Undernet. The only net where the Help channel was having useful chats when I was there. It has good filters for the /list command, which allows you to get a list of the currently operating public channels.
IRCnet. My original top choice, but they had a "net split" during the brief time I was there. A net split occurs when the chat servers that form a network get disconnected from each other so that any people who were chatting on a channel but were connected to physically different chat servers within the network also get cut off from each other.
QuakeNet. Mostly game-oriented, but not exclusively so. Others welcome.
DALnet. Has ChanServ and NickServe commands.
EFnet. Big network. I think I didn't experiment much with it. I found their website confusing and not as user friendly as the others.
Freenode. Primarily for collaborative development of open source projects. Other uses of the network not welcomed. Naturally, the public channels looked unusually useful, but only if you're involved in those projects.
Finding and connecting to a nearby server
Many IRC help files say that after choosing a network, you should connect to whichever of its servers is geographically closest to you. The networks post lists of their servers on their websites to help with this, but the step isn't absolutely necessary. If you're just browsing around, you can connect to their default server. For example, the default URL for Undernet looks like this:
However, the Undernet server list shows that there is one in New York at newyork.ny.us.undernet.org. To use this one instead, make the connection with:
Either way, you'll be connected to the entire Undernet network, but using the closest server may reduce time lag problems (latency).
I don't know. I'm not trying to sell chat, just report what I found. I like forums and fail to see much advantage to chat. Forum advantages:

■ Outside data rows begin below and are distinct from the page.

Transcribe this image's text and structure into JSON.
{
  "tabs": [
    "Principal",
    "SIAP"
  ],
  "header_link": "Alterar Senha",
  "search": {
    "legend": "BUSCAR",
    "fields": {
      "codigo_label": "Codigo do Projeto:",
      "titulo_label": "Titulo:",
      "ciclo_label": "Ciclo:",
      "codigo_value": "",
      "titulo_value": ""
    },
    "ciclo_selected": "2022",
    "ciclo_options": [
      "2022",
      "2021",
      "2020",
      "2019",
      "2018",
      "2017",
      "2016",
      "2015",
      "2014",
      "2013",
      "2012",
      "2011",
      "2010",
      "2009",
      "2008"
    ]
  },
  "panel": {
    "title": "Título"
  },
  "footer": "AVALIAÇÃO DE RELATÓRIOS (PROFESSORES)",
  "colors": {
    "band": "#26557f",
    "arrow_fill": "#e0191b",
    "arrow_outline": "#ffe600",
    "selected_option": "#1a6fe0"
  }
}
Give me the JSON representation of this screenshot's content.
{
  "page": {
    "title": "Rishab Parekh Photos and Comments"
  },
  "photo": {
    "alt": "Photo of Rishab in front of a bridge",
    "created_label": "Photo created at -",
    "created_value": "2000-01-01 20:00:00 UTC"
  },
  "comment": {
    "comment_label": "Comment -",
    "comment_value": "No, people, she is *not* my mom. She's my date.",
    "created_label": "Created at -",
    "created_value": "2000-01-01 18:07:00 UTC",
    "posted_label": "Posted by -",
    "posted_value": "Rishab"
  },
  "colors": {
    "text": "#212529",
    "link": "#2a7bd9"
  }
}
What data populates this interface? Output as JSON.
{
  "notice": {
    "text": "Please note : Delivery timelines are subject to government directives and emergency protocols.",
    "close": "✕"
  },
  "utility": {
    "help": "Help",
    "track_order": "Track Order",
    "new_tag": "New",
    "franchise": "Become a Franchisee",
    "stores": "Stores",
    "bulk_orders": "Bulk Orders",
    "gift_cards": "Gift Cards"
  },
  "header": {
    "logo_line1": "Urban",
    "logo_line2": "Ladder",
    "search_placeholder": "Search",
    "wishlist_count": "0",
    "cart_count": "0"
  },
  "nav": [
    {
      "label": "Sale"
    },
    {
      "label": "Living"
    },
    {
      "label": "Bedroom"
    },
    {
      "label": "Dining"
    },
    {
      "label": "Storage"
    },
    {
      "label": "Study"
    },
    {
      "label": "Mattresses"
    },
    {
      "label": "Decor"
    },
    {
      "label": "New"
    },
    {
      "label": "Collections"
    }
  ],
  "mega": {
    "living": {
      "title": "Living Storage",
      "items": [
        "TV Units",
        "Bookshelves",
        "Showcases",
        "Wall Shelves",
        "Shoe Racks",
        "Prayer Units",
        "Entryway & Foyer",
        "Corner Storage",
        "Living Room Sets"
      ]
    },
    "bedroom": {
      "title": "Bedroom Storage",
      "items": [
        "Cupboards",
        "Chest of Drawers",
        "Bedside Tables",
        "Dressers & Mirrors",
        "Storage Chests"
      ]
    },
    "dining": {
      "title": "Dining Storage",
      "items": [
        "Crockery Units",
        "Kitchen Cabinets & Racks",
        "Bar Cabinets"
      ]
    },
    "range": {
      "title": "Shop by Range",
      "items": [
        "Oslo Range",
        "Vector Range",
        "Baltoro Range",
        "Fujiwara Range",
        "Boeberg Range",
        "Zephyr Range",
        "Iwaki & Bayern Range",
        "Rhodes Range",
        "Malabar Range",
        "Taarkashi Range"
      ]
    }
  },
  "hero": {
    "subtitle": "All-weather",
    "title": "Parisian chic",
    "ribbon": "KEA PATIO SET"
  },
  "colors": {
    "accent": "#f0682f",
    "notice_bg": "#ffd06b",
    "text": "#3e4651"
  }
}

Best help reference to almost every aspect of IRC chat, including tutorials, command references, and links to search engines for finding chat rooms, is http://irchelp.org/.
Forum comments welcome.
Copyright ©2012 Steven Whitney. Last modified Sun 07/29/2012 10:53:13 -0700.